ECONOMYNEXT – Sri Lanka’s state-run Ceylon Petroleum Corporation has asked for a tax reduction on retail fuels or a tax increase to offset higher world prices, Petroleum Minister Udaya Gammanpila said.
Opposition legislator Hesha Vitharana said the government now charged taxes totalling 14 rupees a litre from diesel, 38 rupees from super diesel, 42 rupees from Octane92 petrol and 65 rupees from 95-Octane petrol and whether any reduction would be made.
Minister Gammanpila said the taxes quoted by the legislator were broadly correct.
“There can be about a rupee difference because the port the and airport levy (PAL) of 7.5 percent is charged on value as a percentage,” he told parliament.
“We have asked for a tax reduction or a price increase.”
He said the CPC had lost 70 billion rupees in the 10 months to October after paying the taxes.
“All countries charge taxes from goods with inelastic demand,” Gammanpila said. “I may also say that Sri Lanka is the only country that has not raised prices in the last six months.”
Petroleum is a key source of taxes in many countries while green energy gets subsidies at the expense of taxpayers.
An attempt by environmentalist interventionists to charge an additional ‘carbon tax’ from fuels that were already taxed to the hilt led to so-called yellow protests in France.
Sri Lanka however taxes diesel, which has more carbon and pollutants at a lower rate than unleaded petrol, which is cleaner, encouraging its use.
Instead of fixing diesel taxes, environmental interventionists tried to charge an additional ‘carbon tax’ from old cars.

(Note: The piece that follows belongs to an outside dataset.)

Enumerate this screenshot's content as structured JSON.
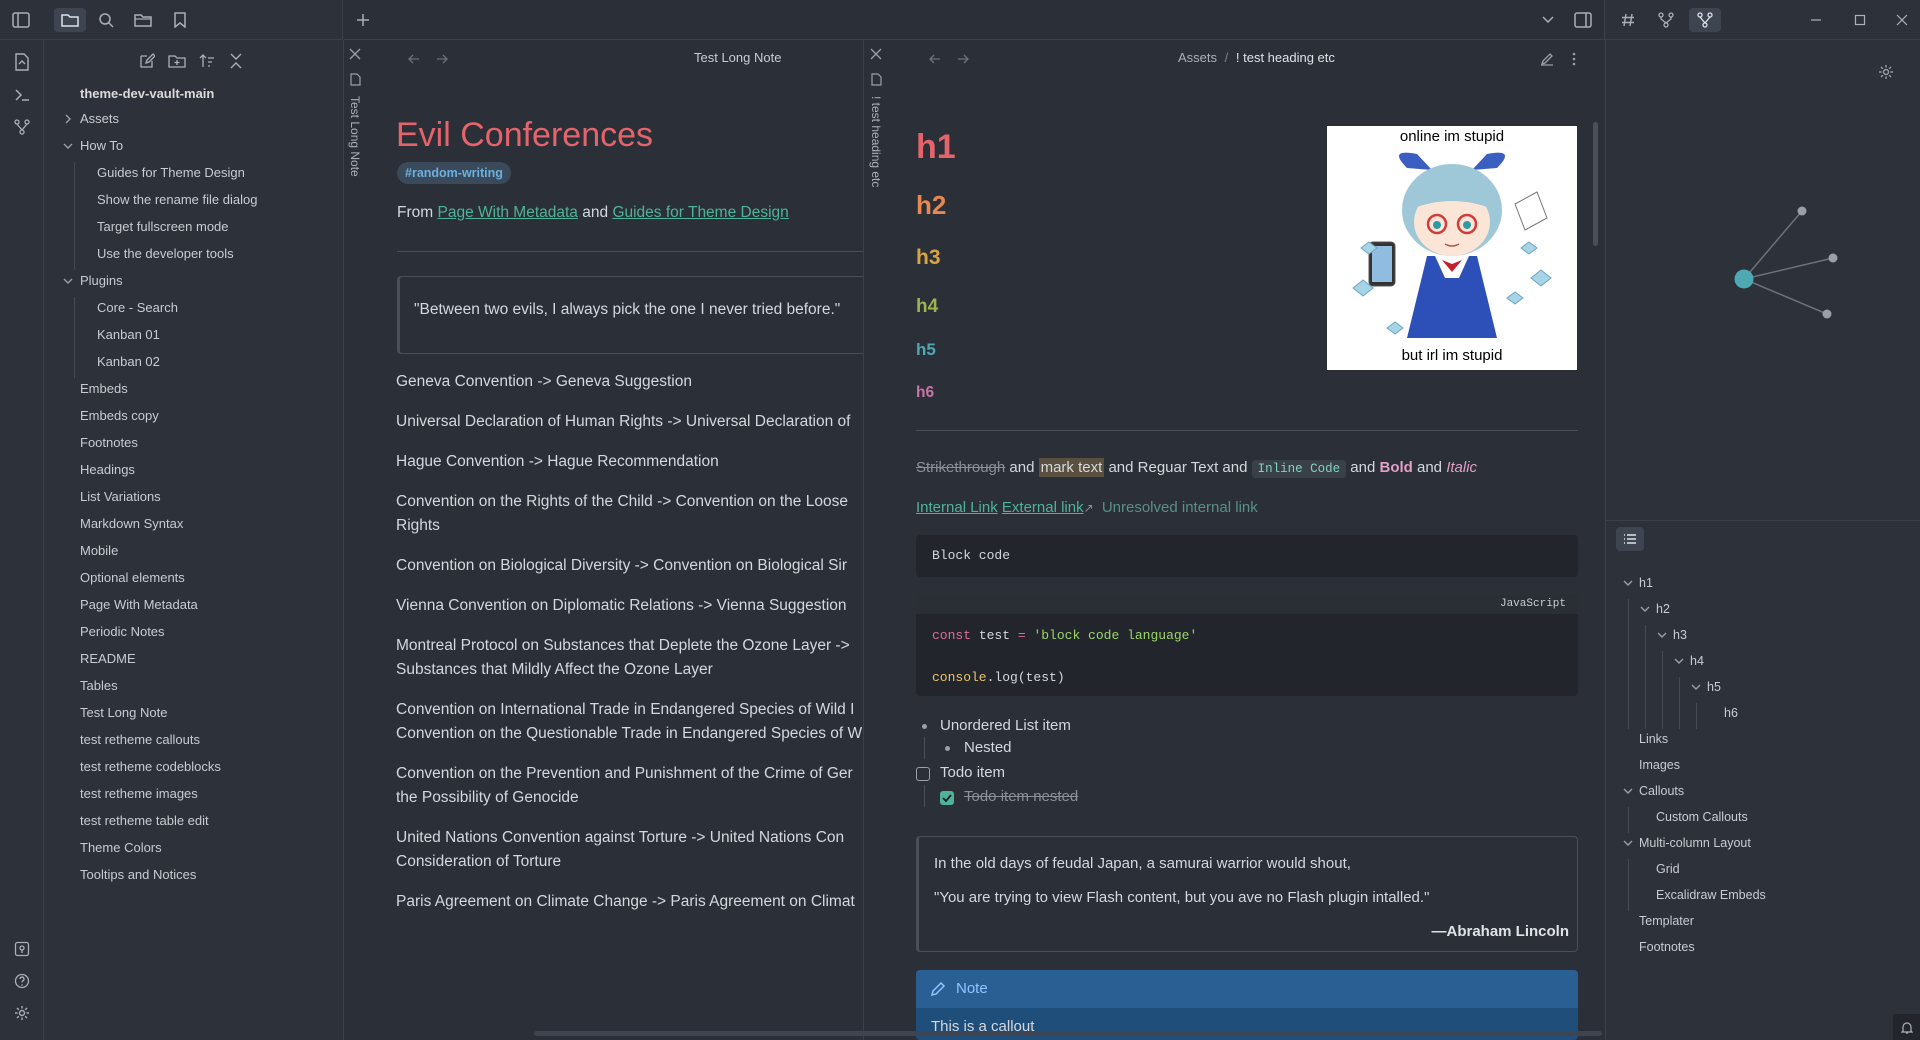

Instead of fixing the problem of diesel vehicles, interventionists are also attacking the power grid. (Colombo/Dec01/2021)